My Guitars etc.
My first guitar was a second-hand acoustic with a warped neck, bought from a junk shop in Pokesdown, Bournemouth. I think I stuck an old RAF throat-mike on it and ran it through an old radio amplifier so I could try out bits of lead guitar, but I soon switched to a Hofner Senator acoustic, bought on the never-never (i.e. hire purchase, or HP for short) from Don Strike’s guitar shop in Westbourne Arcade. That had a proper pickup built into it and I soon added a vibrato device to the bridge. That only tightened the strings, unlike a proper tremolo arm which tightened and loosened them, but you could get a sort of vibrato effect, albeit only by raising the pitch back and forth quickly. Around this time (1959/60), however, solid electric guitars were starting to appear and the first Fender Stratocaster in Bournemouth was bought from Don Strike by Roger Collis (with whom I’d later play in Zoot Money’s Big Roll Band). I couldn’t run to the cost of one of those, but one day saw an advertisement in the Melody Maker for a cheap second-hand Burns Weill solid guitar. The address was somewhere near Shepherds Bush, London, but I persuaded my good friend Eddie Evans (aka Ed Roberts) to go up to London with me and after a bit of wandering about we found ourselves in the flat of Henry Weill, one of the manufacturers of Burns Weill guitars. He was an electronics man, who’d recently split with James Ormston Burns. I liked the look of the guitar and its feel (it had a narrower neck than my Hofner and a lower action), plus the fact that it had a proper tremolo arm, and I quickly bought it.

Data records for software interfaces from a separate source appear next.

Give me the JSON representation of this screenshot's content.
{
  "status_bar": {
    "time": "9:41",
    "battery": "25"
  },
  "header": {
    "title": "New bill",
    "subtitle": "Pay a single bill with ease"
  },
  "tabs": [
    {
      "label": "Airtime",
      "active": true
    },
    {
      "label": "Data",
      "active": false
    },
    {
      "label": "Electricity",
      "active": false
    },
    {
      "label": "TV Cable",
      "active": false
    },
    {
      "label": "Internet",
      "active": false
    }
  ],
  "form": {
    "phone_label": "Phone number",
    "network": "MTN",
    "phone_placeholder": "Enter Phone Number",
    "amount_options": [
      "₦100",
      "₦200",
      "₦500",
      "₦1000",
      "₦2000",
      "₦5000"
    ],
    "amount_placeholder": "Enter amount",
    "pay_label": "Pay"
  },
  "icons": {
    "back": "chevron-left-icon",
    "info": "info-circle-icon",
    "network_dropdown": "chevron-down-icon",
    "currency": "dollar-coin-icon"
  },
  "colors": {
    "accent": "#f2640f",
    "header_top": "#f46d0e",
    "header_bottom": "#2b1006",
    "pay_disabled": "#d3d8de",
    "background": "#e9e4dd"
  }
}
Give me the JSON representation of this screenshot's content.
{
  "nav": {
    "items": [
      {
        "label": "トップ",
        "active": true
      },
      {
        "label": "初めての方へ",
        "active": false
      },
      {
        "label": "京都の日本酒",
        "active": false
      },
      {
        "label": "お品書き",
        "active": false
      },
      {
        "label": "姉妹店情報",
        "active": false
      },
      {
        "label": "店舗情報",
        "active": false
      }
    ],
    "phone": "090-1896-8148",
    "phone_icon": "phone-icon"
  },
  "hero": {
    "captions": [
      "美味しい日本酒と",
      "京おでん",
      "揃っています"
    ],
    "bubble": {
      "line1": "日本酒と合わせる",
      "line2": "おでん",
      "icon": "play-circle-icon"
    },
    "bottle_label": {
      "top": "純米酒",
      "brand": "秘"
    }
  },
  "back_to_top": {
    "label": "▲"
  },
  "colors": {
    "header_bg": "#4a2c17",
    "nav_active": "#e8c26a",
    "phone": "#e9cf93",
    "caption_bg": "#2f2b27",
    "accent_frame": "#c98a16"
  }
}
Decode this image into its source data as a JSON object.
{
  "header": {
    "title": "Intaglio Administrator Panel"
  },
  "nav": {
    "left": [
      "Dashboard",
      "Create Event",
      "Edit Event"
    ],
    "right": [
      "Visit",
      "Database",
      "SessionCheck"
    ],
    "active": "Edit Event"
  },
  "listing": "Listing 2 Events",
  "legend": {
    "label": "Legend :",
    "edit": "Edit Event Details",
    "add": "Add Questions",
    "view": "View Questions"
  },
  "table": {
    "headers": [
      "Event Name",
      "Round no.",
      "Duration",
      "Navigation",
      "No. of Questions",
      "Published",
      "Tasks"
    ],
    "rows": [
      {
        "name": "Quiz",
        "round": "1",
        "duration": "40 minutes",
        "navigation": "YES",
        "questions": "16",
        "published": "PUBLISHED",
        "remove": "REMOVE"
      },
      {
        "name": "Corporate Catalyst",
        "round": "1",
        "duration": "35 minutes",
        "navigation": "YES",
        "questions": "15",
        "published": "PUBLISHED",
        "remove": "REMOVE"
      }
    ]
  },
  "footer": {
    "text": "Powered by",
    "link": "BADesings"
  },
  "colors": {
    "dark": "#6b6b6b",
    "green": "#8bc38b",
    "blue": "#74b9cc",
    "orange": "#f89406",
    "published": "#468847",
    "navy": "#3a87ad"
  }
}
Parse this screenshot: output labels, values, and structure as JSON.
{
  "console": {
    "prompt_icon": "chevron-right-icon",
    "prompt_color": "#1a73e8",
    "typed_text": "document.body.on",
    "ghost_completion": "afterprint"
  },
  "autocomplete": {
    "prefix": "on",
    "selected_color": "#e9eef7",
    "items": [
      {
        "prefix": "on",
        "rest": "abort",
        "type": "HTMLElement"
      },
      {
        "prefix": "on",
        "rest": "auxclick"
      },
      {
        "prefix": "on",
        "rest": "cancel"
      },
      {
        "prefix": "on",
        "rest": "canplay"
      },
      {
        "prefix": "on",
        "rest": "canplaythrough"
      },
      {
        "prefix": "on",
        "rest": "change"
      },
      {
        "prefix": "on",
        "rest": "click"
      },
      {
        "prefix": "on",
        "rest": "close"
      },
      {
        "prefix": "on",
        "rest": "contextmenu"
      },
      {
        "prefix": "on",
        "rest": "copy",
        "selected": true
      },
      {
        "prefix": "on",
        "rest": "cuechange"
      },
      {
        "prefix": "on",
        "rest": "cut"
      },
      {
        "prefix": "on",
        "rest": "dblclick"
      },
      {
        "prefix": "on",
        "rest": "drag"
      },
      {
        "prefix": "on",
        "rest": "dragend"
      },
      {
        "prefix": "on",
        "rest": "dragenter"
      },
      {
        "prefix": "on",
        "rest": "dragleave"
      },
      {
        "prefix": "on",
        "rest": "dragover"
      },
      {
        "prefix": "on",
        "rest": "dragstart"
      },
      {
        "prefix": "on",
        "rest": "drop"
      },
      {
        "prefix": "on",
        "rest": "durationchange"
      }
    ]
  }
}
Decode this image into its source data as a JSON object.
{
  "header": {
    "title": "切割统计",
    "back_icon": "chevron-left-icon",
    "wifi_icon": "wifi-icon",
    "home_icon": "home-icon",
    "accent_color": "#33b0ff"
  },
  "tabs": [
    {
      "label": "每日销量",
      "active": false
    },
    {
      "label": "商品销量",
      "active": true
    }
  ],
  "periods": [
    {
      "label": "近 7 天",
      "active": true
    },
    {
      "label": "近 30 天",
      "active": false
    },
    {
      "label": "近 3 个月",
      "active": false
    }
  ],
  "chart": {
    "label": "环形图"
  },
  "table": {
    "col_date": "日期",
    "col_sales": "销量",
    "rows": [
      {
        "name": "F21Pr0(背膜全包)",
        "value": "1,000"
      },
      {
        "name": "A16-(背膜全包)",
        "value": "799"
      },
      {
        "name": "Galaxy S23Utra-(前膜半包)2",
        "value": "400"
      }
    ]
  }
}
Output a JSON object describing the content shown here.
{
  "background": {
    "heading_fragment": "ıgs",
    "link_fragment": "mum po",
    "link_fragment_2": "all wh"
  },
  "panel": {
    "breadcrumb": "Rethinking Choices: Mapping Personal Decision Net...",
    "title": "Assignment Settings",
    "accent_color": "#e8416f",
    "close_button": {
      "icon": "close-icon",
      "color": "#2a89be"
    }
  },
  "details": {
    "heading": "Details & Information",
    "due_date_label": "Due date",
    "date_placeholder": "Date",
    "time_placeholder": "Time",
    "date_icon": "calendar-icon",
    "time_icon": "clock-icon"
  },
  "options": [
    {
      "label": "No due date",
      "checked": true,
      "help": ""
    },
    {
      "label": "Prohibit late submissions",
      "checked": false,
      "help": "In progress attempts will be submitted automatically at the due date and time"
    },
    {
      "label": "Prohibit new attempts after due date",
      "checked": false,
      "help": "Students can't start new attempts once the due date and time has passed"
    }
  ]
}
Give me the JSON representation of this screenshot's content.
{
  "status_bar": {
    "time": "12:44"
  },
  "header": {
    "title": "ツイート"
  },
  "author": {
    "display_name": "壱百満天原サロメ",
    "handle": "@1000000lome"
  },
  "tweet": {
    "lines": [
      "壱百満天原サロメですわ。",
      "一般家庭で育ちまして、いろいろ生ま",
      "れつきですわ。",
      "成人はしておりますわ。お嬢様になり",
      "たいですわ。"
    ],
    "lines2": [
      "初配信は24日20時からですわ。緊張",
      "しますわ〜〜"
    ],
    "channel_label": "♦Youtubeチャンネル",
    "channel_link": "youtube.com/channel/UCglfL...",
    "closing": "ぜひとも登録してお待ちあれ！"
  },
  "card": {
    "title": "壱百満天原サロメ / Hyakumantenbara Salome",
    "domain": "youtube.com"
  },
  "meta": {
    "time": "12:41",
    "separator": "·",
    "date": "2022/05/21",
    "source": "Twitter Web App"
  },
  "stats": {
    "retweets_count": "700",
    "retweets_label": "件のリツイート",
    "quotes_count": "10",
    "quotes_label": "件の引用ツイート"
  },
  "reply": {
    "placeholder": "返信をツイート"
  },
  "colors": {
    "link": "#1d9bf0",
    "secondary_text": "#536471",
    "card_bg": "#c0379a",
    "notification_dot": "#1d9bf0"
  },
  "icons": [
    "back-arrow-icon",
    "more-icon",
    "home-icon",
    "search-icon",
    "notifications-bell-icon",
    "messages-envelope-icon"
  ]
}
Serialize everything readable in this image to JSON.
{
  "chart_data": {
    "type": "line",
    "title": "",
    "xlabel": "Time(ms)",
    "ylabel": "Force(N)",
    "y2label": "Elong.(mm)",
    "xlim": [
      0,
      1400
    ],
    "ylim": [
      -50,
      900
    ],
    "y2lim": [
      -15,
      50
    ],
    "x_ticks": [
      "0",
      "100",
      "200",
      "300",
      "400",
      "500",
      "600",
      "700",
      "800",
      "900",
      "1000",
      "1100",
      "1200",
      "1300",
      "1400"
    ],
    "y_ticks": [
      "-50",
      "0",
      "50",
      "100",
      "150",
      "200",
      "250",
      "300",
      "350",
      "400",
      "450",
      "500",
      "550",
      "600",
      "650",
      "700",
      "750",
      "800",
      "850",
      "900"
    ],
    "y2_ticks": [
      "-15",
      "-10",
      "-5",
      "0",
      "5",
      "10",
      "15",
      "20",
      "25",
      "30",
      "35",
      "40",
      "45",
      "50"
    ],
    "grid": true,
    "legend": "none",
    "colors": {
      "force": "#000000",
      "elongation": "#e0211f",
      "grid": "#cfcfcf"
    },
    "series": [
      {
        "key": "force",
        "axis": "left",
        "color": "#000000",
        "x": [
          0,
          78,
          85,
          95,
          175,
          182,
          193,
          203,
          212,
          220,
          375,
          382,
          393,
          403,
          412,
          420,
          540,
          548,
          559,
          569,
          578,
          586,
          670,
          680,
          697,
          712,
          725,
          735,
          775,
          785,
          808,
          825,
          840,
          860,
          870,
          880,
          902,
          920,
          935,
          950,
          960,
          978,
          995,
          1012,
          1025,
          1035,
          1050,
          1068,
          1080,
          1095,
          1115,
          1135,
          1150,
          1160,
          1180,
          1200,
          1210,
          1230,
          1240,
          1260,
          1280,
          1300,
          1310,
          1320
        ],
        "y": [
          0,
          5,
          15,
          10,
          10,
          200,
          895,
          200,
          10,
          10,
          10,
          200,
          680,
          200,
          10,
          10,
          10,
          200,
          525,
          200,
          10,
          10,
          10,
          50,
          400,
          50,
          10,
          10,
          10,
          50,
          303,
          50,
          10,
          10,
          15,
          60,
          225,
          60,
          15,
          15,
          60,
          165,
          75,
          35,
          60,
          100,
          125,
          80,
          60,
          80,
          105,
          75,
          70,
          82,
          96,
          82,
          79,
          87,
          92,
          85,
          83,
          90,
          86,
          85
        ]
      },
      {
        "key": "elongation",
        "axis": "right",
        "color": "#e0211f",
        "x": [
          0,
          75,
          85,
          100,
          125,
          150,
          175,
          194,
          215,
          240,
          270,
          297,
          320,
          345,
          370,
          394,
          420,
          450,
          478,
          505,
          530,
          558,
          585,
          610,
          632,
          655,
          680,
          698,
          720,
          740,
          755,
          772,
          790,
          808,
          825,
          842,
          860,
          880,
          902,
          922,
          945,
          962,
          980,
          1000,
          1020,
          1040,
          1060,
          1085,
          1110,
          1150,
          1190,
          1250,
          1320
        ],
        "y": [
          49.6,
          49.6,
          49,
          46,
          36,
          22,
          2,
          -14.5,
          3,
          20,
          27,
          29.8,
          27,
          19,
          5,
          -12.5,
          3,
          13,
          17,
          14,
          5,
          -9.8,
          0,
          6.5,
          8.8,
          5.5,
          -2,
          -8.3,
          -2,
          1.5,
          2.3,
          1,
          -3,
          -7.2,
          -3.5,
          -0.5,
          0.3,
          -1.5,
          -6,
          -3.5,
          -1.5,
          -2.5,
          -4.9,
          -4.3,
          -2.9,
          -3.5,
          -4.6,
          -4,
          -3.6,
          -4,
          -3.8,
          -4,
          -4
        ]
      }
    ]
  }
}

As well as the technical improvements over my old Hofner, the Burns Weill was a lot cooler-looking (see Gallery 1960s) and its small size meant that we could much more easly carry out stage movements copied from The Shadows and Johnny Kidd and the Pirates. I can’t recall the amplifier that I used (though I did have a Selmer echo unit, whose little spools of tape regularly snapped during a gig – most guitarists used the more reliable Watkins Copycat), but by the time of Dave Anthony and the Ravers we were running guitar, bass and vocals through a Watkins Dominator amp. that I somehow managed to carry to gigs under my arm while sitting on the back of the trials bike belonging to Jet Berryman, the bass-player. His bass and my guitar were slung over my shoulder.
The Burns Weill guitar did, however, suffer from one design fault. Between the bridge and each of the strings was an individual tiny slug of metal, which wasn’t recessed into the bridge but stood out proud of it. These occasionally tended to fly off when a string was plucked too hard, putting the string about half a semitone flat and dropping its volume (though not enough to avoid being noticed). That necessitated me frantically trying to retune the string until I could replace the metal slug at the end of the set, and/or trying to avoid using the string in question. The problem occurred regularly, including the only time I depped for the great Roy Phillips, later keyboardist with The Peddlers, but then guitarist with The Dowland Brothers. The Dowlands (whom I knew quite well) never asked me to play guitar with them again, though I did do a guest spot with them as a pianist a few years later at Bournemouth Town Hall. (I opened with Floyd Cramer’s “On the Rebound” and was terrified, though it went down ok.)
Note. The phrase “sweepings from the factory floor” was how Domino cigarettes were decribed in the mid-’50s. If you couldn’t afford packets of 5 Woodbines or Players Weights, you could get by with paper packets containing 4 Domino cigarettes. A Domino tasted absolutely foul, but at least it was a smoke and a packet of 4 only cost 6d (2.5 pence). The trick was to avoid spilling the tobacco out of the cigarette paper when you tried to light one.